Thus, it is enough to show that every element of $M$ is a left-inverse, which from the first key point would follow from knowing that any left-inverse has a left-inverse, which is implied by requiring every element to have a left-inverse. Thus, any left-identity is a right-identity, and every element is both a left and a right-inverse.

1) It might be a bit more believable if you imagine it being worked out backwards from how you've written it, and keep in mind that it is a "standard arithmetic trick" to use inverses to introduce terms without affecting the identity. So the use of $e = a^{-1} a$ and variants of it is not surprising, if you've seen many arithmetic or basic calculus results proven.

The double-inverses showing up is probably the more "oh interesting" part. But, it seems easy to imagine working on these proofs for a long time, getting stuck, and noticing "Ah, if I had used $(a^{-1})^{-1}$ and $a^{-1}$ instead, I'd be able to make this cancellation here..."

I expect a combination of time spent attempting the proof and familiarity with other proofs is how you get these, much like any other proof that seems to pull something out of nowhere.

2) Perhaps because viewing it all as left-sided things fits with an interpretation in terms of functions (one for each element) & composition. This view makes it clear that a group is a set acting on itself as a group. If you're familiar with the idea of group actions, then it seems natural to try defining it this way. These proofs you posted point out the bonus that the group acts back on itself from the right side as well, and elements have the same roles from that side.

3) No idea.

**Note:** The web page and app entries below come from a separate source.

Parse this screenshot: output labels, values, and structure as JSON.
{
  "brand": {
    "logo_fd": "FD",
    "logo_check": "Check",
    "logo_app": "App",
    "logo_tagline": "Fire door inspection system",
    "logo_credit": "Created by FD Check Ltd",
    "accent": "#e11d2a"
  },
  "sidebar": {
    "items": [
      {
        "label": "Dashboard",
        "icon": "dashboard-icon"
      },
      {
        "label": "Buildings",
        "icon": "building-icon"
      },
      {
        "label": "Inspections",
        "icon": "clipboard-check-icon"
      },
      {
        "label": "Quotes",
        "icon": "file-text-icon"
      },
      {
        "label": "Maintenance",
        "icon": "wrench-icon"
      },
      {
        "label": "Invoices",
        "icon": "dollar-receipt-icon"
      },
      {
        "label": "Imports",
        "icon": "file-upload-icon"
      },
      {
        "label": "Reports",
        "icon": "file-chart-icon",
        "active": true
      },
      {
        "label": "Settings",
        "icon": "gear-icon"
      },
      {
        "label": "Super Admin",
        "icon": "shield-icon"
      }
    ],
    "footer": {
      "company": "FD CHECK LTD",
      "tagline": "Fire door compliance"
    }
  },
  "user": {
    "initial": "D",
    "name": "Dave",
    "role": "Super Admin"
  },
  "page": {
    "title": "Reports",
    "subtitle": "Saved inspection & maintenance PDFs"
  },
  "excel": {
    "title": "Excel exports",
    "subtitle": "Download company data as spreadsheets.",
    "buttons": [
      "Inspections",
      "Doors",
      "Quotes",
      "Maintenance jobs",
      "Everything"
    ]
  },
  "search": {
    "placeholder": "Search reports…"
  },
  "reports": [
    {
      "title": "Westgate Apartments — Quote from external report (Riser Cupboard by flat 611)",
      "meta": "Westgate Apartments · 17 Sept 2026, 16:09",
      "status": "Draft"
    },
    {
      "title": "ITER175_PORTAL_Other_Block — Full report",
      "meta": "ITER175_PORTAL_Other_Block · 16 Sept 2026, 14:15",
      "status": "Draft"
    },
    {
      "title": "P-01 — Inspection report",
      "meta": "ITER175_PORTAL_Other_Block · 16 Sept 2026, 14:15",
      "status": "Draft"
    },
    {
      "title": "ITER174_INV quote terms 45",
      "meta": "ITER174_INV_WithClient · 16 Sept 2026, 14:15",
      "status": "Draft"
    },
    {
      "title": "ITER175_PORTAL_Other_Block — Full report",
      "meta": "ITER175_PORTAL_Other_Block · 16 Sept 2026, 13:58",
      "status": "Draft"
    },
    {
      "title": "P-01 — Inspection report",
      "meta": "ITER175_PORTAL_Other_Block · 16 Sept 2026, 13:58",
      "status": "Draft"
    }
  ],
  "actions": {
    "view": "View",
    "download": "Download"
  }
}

I think it's standard to learn that you can check the group properties just on one side though. So, in some sense, it doesn't matter which you consider "the definition". Something just ended up being more popular.

I have seen a more comprehensible proof that the one sided axioms are sufficient. It starts with an easy to prove lemma: a*a=a implies that a=e. (Just multiply both sides by the inverse of a.) Once you have this, the rest is easy. For what it's worth, the Fraleigh proof totally frustrated me fifty years ago. You are not alone!